In the debate about consciousness, what goes hand in hand with it is the unconscious. Freud’s psychoanalytic theory of the unconscious argues that it harbours repressed and traumatic feelings and memories from our early childhoods, as well as socially unacceptable desires. However, the general view about the unconscious mind is that it is responsible for implicit knowledge (automatic skills and habits). It is believed that the unconscious presents itself in our dreams. Rosalind Cartwright argues that there is a degree of continuity between conscious life and the unconscious representations which we find in dreams. It is believed that they serve the purpose of compartmentalizing and regulating the emotions we experience from conflicts in real life. Dreams offer the chance to work out our problems and make better sense of the world. Perhaps this is why we feel better about something after we’ve gone to sleep.
Some of the most famous work on consciousness comes from the Libet experiments in the 1980s. Benjamin Libet produced some of the most fascinating findings, and has since been heavily cited in discussions about free will as well. He measured the time it took between participants becoming aware of the urge to act and the actual act (the pressing of a button). The difference between this conscious will and the action was around 200 milliseconds. However, it was also found that brain activity in the motor cortex (what Benjamin described as ‘readiness potential’) lit up around 500 milliseconds before subjects reported their awareness of the conscious will to act. Libet therefore had thrown open the door and suggested that it could be our unconscious that makes our decisions rather than conscious will, as originally thought. This, of course, threatens the idea that we have free will – as it is our brains which actually decide for us!

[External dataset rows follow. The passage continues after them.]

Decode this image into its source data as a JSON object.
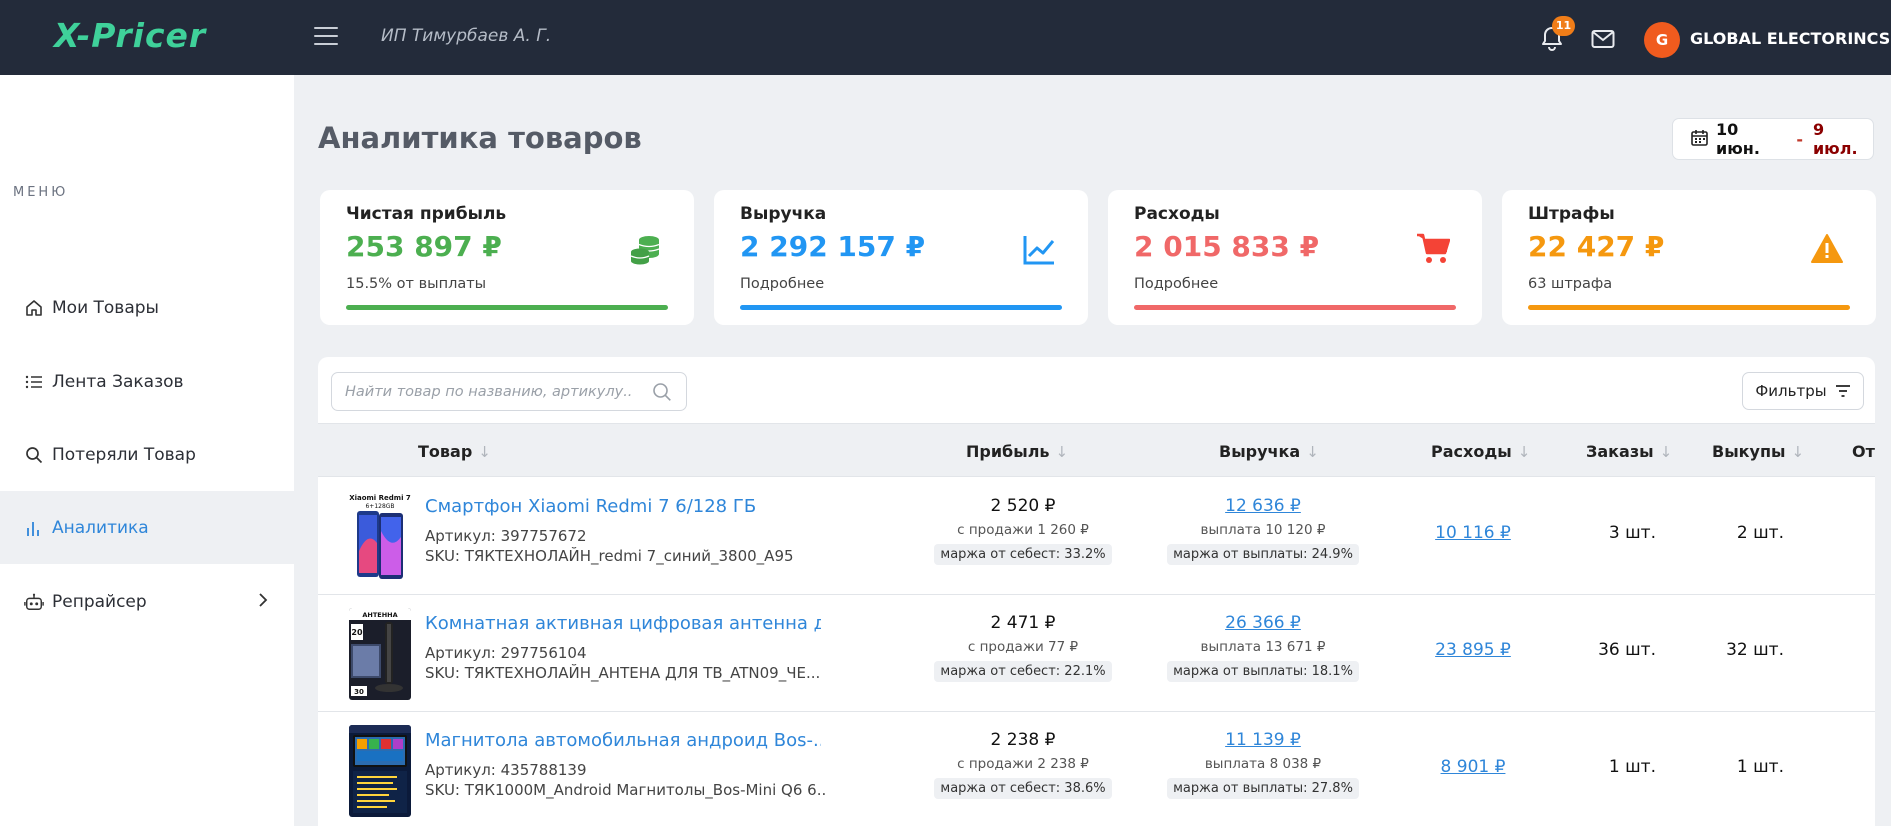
{
  "header": {
    "logo": "X-Pricer",
    "company": "ИП Тимурбаев А. Г.",
    "notifications_count": "11",
    "avatar_letter": "G",
    "user_name": "GLOBAL ELECTORINCS"
  },
  "sidebar": {
    "caption": "МЕНЮ",
    "items": [
      {
        "label": "Мои Товары",
        "icon": "home-icon"
      },
      {
        "label": "Лента Заказов",
        "icon": "list-icon"
      },
      {
        "label": "Потеряли Товар",
        "icon": "search-icon"
      },
      {
        "label": "Аналитика",
        "icon": "bar-chart-icon",
        "active": true
      },
      {
        "label": "Репрайсер",
        "icon": "robot-icon"
      }
    ]
  },
  "page": {
    "title": "Аналитика товаров",
    "date_from": "10 июн.",
    "date_sep": "-",
    "date_to": "9 июл."
  },
  "cards": [
    {
      "title": "Чистая прибыль",
      "value": "253 897 ₽",
      "sub": "15.5% от выплаты",
      "color": "#4caf50",
      "icon": "coins-icon"
    },
    {
      "title": "Выручка",
      "value": "2 292 157 ₽",
      "sub": "Подробнее",
      "color": "#2196f3",
      "icon": "line-chart-icon"
    },
    {
      "title": "Расходы",
      "value": "2 015 833 ₽",
      "sub": "Подробнее",
      "color": "#f06868",
      "icon": "cart-icon"
    },
    {
      "title": "Штрафы",
      "value": "22 427 ₽",
      "sub": "63 штрафа",
      "color": "#f5980f",
      "icon": "warning-icon"
    }
  ],
  "search": {
    "placeholder": "Найти товар по названию, артикулу..."
  },
  "filters_label": "Фильтры",
  "table": {
    "columns": [
      "Товар",
      "Прибыль",
      "Выручка",
      "Расходы",
      "Заказы",
      "Выкупы",
      "Отк"
    ],
    "rows": [
      {
        "name": "Смартфон Xiaomi Redmi 7 6/128 ГБ",
        "article": "Артикул: 397757672",
        "sku": "SKU: ТЯКТЕХНОЛАЙН_redmi 7_синий_3800_А95",
        "profit": "2 520 ₽",
        "profit_sale": "с продажи 1 260 ₽",
        "profit_margin": "маржа от себест: 33.2%",
        "revenue": "12 636 ₽",
        "revenue_payout": "выплата 10 120 ₽",
        "revenue_margin": "маржа от выплаты: 24.9%",
        "expenses": "10 116 ₽",
        "orders": "3 шт.",
        "buyouts": "2 шт."
      },
      {
        "name": "Комнатная активная цифровая антенна д...",
        "article": "Артикул: 297756104",
        "sku": "SKU: ТЯКТЕХНОЛАЙН_АНТЕНА ДЛЯ ТВ_ATN09_ЧЕ...",
        "profit": "2 471 ₽",
        "profit_sale": "с продажи 77 ₽",
        "profit_margin": "маржа от себест: 22.1%",
        "revenue": "26 366 ₽",
        "revenue_payout": "выплата 13 671 ₽",
        "revenue_margin": "маржа от выплаты: 18.1%",
        "expenses": "23 895 ₽",
        "orders": "36 шт.",
        "buyouts": "32 шт."
      },
      {
        "name": "Магнитола автомобильная андроид Bos-...",
        "article": "Артикул: 435788139",
        "sku": "SKU: ТЯК1000М_Android Магнитолы_Bos-Mini Q6 6...",
        "profit": "2 238 ₽",
        "profit_sale": "с продажи 2 238 ₽",
        "profit_margin": "маржа от себест: 38.6%",
        "revenue": "11 139 ₽",
        "revenue_payout": "выплата 8 038 ₽",
        "revenue_margin": "маржа от выплаты: 27.8%",
        "expenses": "8 901 ₽",
        "orders": "1 шт.",
        "buyouts": "1 шт."
      }
    ]
  }
}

Note the distinct link between brain and mind here. Of the brain as manifested by biological, automatic processes and the mind (or cognition) as conceptualized by our will, choices, thoughts, perceptions etc.). This reverts us back to the different views of consciousness found in psychology and philosophy.
The Libet experiments have shaken up the idea of consciousness as the thing that we possess and utilise to make decisions. But surely consciousness must be something more than just neural processes that somehow give rise to our awareness and perception of the world?
Are consciousness and free will merely illusions? Are they just some things that were created by the brain for important purposes? Could it be that these illusions are necessary for our survival? After all, it makes sense that it is necessary for us to believe that we have some capability of choice (whether we actually do or don’t) in order to live and function as we do!
If consciousness is an illusion we must then go on to question our identity and sense of self which could lead us down a road of existentiality where we ask ourselves if we exist, and if we do exist, do we exist only as biological machines? This does not seem plausible to me, and I’m sure Descartes would agree. Machines cannot deny their own consciousness.
And so, consciousness could be an integration of both mind and matter, or even software developed by the brain to aid living. I personally like this idea as it invites us to think about the purposes of both the conscious and unconsciousness which psychologists are ever keen to explore.
Yet, where consciousness comes from and how it comes about are still ongoing debates that will maybe never be settled. Still, the explanations offered by philosophy, psychology, and neuroscience so far have been tremendous and I can’t wait for more.
Thanks for reading,
Today in the History of Psychology (Dec 07, 1910)
Eleanor Jack Gibson was born. Her contributions to the development of perceptual learning are well-known as the ‘visual cliff’ experiments, which studied depth perception in children. It is thanks to these studies that a greater understanding of perceptual development emerged.
Psychology Pun of the Week
A Freudian slip is when you say one thing but mean your mother.